[Data for processing — start]

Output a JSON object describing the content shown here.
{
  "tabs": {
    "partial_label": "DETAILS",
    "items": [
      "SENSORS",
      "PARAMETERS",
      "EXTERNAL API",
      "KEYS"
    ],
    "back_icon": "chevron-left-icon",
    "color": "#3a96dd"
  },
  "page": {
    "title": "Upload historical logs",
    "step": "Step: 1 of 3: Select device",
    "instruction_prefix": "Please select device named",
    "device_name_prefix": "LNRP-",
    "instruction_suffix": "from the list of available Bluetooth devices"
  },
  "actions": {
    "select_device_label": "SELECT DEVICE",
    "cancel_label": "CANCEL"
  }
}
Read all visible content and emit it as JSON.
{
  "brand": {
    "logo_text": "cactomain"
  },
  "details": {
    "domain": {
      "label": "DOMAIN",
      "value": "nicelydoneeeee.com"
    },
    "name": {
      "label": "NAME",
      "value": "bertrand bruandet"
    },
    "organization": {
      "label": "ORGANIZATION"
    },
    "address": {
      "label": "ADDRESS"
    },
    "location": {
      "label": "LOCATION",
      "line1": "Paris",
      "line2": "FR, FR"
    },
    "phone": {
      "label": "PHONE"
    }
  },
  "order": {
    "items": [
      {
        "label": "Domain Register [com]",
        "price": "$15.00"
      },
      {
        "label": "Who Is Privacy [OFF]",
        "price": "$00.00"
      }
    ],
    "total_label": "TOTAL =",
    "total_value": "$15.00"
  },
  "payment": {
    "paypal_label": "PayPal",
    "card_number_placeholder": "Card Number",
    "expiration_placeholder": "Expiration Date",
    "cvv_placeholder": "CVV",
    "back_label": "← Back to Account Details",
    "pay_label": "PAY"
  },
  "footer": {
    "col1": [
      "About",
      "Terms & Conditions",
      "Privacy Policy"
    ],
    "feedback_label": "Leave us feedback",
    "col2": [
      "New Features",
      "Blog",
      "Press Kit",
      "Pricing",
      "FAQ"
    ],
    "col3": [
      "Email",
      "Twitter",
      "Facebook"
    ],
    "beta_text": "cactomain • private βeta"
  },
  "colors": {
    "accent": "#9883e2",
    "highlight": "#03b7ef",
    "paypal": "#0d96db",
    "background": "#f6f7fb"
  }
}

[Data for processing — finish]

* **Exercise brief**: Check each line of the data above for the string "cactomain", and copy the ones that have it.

* **Output for this task**:
    "logo_text": "cactomain"
    "beta_text": "cactomain • private βeta"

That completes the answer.